• **Problem details**: In the records that follow, show each line where the word "rgba" is present.

• **Information provided**:

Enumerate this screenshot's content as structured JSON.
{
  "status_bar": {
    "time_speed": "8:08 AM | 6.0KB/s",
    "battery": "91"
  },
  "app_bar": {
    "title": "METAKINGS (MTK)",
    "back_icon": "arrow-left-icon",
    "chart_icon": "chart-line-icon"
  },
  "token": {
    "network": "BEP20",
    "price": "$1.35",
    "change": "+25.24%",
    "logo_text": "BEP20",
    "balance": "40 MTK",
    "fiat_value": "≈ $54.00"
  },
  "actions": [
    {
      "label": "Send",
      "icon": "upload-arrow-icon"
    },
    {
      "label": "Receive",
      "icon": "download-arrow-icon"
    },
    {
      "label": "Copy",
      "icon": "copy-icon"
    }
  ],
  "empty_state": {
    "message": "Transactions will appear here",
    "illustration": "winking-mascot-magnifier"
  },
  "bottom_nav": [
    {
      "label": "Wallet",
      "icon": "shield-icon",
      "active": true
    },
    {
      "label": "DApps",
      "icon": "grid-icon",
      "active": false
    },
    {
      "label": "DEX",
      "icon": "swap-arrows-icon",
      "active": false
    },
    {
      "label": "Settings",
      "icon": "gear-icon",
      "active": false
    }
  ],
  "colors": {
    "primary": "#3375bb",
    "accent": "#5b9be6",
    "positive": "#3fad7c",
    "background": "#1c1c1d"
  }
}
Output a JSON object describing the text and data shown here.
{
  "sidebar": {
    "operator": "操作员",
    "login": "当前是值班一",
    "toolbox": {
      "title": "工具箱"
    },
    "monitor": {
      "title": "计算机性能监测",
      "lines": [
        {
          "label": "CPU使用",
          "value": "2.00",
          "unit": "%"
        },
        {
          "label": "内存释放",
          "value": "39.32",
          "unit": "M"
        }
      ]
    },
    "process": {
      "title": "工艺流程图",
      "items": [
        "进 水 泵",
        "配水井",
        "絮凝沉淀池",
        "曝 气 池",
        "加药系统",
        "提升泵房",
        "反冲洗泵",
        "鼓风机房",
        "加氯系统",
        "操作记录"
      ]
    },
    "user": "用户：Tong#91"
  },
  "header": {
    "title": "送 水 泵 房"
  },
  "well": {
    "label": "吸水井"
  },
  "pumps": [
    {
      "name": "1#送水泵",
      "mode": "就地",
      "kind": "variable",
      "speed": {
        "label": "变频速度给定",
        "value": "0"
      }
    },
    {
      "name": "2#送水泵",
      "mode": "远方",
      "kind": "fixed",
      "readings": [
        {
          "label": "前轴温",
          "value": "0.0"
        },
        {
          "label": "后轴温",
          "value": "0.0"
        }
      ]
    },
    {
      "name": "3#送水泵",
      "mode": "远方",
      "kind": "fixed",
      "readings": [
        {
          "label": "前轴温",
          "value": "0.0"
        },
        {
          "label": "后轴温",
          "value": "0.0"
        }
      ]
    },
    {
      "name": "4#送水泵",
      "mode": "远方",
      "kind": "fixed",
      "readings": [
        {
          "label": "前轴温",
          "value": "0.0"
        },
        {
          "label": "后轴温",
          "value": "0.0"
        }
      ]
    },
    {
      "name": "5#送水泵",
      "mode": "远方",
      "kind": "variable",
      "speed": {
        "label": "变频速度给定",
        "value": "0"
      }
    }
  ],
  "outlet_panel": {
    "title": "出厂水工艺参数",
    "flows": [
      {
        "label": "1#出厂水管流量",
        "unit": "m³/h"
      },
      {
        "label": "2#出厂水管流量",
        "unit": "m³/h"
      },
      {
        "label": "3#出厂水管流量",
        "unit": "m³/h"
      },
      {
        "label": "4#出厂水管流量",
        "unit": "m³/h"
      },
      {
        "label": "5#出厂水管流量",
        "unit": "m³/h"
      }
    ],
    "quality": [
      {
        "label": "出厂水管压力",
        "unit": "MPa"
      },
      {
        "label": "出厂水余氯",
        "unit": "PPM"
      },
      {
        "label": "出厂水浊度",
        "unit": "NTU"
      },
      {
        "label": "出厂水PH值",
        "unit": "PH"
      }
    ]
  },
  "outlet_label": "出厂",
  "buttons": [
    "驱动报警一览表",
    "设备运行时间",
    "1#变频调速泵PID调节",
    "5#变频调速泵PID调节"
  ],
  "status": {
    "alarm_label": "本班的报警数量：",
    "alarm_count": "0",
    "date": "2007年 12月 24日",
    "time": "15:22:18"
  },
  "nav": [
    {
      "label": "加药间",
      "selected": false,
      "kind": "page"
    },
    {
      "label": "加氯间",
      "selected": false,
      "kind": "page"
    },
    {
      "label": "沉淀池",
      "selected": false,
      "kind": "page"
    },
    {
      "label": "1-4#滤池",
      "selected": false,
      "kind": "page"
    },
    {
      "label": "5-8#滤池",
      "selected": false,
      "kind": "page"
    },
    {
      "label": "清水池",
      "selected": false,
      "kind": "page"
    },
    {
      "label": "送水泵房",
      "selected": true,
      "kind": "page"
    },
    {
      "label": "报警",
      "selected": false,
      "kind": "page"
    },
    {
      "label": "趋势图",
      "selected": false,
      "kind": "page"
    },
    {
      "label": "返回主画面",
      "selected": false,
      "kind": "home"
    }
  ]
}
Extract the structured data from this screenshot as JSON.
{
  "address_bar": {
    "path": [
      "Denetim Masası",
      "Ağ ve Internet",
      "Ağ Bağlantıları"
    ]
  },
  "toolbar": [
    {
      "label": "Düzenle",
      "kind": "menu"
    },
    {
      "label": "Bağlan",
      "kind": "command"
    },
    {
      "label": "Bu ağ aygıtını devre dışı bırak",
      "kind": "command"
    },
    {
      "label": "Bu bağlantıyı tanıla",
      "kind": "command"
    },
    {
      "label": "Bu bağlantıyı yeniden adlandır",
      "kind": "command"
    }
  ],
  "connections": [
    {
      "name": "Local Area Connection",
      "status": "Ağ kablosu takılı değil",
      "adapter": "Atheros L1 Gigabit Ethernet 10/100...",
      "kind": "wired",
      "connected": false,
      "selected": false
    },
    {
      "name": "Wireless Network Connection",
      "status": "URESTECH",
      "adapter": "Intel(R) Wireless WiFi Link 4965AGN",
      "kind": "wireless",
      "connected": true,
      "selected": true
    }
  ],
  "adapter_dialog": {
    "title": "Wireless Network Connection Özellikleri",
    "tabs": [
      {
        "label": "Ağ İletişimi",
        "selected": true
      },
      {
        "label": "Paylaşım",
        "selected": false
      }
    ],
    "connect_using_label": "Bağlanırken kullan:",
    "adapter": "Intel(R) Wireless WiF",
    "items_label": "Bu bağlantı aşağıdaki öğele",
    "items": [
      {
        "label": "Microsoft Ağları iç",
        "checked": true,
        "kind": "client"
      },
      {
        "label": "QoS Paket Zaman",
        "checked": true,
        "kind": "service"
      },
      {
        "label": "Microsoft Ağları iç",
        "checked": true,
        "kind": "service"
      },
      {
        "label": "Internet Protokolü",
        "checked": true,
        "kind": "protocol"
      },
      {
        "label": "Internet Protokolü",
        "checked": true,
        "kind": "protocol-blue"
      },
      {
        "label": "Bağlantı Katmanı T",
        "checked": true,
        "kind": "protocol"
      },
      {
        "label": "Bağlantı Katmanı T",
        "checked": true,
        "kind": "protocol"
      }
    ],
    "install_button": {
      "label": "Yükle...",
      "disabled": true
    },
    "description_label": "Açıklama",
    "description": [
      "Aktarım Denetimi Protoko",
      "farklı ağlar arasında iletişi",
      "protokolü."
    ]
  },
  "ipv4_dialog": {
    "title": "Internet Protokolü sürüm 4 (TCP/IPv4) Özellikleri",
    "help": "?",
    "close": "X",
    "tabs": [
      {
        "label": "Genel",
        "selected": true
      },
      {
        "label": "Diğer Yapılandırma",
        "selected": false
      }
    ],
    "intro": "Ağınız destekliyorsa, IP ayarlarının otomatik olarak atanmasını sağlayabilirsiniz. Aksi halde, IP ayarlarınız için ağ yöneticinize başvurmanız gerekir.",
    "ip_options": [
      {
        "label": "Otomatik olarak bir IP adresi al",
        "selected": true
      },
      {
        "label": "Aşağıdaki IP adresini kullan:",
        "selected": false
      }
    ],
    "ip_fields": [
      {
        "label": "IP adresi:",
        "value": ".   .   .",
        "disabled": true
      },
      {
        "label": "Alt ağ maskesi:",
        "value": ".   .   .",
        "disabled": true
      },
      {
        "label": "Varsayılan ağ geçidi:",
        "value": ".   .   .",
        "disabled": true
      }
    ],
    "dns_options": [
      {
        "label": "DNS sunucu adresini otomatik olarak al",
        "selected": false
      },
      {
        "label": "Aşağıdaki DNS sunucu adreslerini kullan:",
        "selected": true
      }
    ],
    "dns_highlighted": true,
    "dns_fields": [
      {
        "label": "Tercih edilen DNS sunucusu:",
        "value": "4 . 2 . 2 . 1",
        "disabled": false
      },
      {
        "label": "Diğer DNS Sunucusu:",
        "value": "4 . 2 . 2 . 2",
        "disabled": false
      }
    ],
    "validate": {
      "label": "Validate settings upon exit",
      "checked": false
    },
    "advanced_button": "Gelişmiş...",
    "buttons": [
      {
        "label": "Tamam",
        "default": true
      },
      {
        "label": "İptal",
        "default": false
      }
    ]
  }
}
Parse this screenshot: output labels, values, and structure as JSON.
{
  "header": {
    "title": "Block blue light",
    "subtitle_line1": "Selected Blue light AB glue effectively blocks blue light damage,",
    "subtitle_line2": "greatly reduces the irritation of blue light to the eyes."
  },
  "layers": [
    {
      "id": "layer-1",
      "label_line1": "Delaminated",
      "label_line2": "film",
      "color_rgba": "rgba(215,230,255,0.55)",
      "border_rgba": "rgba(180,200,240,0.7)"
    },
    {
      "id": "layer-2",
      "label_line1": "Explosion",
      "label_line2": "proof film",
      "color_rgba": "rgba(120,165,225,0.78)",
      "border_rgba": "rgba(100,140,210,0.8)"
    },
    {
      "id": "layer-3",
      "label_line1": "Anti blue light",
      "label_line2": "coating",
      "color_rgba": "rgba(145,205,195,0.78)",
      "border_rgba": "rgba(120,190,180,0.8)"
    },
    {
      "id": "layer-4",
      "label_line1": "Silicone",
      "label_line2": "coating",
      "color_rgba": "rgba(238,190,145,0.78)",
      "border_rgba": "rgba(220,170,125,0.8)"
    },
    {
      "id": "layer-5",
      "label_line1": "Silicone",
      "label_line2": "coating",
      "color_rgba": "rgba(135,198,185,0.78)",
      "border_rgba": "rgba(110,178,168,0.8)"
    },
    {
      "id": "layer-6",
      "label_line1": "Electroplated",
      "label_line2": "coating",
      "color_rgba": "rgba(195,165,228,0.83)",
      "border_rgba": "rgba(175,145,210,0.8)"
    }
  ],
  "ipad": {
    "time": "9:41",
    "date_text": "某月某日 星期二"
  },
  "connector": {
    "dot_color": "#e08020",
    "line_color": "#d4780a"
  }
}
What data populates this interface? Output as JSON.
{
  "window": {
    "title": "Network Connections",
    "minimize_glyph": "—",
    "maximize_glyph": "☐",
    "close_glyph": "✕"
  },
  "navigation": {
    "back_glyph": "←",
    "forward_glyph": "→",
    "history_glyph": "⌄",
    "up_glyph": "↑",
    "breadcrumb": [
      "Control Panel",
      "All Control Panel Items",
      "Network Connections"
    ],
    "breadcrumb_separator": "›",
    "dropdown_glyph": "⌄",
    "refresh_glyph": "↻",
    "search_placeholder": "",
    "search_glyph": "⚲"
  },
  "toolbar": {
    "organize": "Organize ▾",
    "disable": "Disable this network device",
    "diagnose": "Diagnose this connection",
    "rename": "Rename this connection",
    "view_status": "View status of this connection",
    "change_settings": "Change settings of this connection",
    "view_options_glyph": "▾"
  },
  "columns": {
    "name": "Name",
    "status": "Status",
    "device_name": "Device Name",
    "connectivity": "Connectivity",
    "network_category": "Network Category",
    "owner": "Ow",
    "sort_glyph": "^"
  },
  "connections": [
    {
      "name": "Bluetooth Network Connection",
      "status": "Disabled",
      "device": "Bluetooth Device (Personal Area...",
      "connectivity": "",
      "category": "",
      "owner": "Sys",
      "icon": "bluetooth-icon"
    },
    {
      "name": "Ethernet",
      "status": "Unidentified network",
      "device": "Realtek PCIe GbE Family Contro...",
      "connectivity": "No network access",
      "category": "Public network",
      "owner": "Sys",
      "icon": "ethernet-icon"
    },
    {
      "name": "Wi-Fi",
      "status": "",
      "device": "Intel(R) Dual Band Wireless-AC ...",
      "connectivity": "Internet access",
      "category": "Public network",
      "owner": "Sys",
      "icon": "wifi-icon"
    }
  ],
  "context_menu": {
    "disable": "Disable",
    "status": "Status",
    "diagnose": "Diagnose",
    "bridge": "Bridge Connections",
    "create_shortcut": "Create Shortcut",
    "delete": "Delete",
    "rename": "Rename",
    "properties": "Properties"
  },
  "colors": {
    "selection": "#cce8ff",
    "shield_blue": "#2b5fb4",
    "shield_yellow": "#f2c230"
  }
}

• **Result**:
      "color_rgba": "rgba(215,230,255,0.55)",
      "border_rgba": "rgba(180,200,240,0.7)"
      "color_rgba": "rgba(120,165,225,0.78)",
      "border_rgba": "rgba(100,140,210,0.8)"
      "color_rgba": "rgba(145,205,195,0.78)",
      "border_rgba": "rgba(120,190,180,0.8)"
      "color_rgba": "rgba(238,190,145,0.78)",
      "border_rgba": "rgba(220,170,125,0.8)"
      "color_rgba": "rgba(135,198,185,0.78)",
      "border_rgba": "rgba(110,178,168,0.8)"
      "color_rgba": "rgba(195,165,228,0.83)",
      "border_rgba": "rgba(175,145,210,0.8)"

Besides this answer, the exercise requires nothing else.